Burning Of The Reina
By James Donahue
The Greek cruise ship
Reina Del Mar caught fire and burned to destruction at Ambelaki, Perama on May 28, 1981, thus ending a strange 30-year existence
as a ship of multiple names and multiple owners.
At the time of its burning,
the 561-foot-long, single stack liner was chartered by SUR-Seereisen in Germany, given its final name, and was in the process
of a complete renovation. The company had plans to use the Reina Del Mar for a series of Mediterranean cruises during the
summer of 1881.
Before the work was completed
a fire broke out that gutted the superstructure containing the passenger cabins. The fire caused extensive damage but did
not destroy the ship. But as the damaged liner was being towed from Ambelakia, the tow line parted and the ship floated off
until it went aground on Salamina Island, off the coast of Greece.
Salvagers refloated the
vessel and towed it into Kynosoura, in Parama Bay where it was moored next to another fire-gutted vessel, the Rosa Savag.
On June 1, a second mysterious fire broke out on the Reina del Mar. The ship was scuttled in an attempt to contain the fire.
The burning wreck turned on its side and was declared a total loss.
The vessel was launched
in 1950 as the Ocean Monarch for Furness Withy of England and operated under that name for 15 years. It was then sold to a
Bulgarian company and operated for the next three years under the name Varna.
The liner spent much
of the 1970s in lay-up while ownership apparently passed from various shipping companies. In 1977 the vessel’s name
was changed to Riviera.

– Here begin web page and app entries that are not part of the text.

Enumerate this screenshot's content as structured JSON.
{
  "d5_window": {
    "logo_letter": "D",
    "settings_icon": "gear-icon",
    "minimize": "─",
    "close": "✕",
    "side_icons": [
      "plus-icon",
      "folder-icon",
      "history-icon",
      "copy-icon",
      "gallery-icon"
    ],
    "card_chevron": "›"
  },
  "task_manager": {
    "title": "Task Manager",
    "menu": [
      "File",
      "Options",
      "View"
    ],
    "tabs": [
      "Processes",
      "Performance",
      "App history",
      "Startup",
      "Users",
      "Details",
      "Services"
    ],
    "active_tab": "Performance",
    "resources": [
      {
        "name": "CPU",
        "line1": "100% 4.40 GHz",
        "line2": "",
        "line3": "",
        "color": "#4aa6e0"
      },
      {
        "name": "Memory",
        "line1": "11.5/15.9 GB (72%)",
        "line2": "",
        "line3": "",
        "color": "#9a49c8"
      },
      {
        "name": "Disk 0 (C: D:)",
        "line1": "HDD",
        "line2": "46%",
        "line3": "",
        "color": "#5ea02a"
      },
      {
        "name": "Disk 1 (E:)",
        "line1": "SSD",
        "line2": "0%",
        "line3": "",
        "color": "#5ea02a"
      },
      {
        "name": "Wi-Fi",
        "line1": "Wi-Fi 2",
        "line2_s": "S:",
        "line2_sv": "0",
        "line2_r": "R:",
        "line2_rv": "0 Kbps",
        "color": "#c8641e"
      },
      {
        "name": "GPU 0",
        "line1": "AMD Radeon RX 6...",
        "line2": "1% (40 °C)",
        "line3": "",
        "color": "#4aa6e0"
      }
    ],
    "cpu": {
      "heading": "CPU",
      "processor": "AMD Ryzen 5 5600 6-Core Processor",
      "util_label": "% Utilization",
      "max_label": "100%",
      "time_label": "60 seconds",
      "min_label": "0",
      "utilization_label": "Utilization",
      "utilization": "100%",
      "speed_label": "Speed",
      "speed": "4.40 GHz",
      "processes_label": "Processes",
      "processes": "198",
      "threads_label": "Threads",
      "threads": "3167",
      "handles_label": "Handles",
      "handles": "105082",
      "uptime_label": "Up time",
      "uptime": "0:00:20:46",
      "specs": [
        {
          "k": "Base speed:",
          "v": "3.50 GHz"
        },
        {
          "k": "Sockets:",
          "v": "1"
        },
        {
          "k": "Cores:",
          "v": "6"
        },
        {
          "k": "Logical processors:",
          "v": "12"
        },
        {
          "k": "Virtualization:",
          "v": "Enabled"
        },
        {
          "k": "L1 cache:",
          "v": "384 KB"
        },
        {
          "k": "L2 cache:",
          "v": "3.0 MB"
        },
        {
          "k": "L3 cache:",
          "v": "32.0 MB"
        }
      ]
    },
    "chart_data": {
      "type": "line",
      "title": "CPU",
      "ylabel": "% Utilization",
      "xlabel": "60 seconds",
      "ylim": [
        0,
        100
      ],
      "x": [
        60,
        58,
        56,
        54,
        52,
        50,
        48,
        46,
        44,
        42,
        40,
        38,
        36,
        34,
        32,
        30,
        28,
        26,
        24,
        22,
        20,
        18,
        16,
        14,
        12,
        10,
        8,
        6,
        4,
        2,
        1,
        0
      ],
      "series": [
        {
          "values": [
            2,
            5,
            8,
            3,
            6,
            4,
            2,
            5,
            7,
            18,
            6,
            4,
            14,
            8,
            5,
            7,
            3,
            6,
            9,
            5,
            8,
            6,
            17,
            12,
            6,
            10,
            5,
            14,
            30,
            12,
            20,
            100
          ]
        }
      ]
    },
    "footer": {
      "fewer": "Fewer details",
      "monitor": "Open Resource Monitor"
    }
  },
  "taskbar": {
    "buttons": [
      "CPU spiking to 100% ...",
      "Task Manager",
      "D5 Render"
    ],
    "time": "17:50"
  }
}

It took its final name in 1980.
The Reina del Mar was
a modest sized vessel. She carried a crew of 250 and had facilities for up to 414 first class passengers.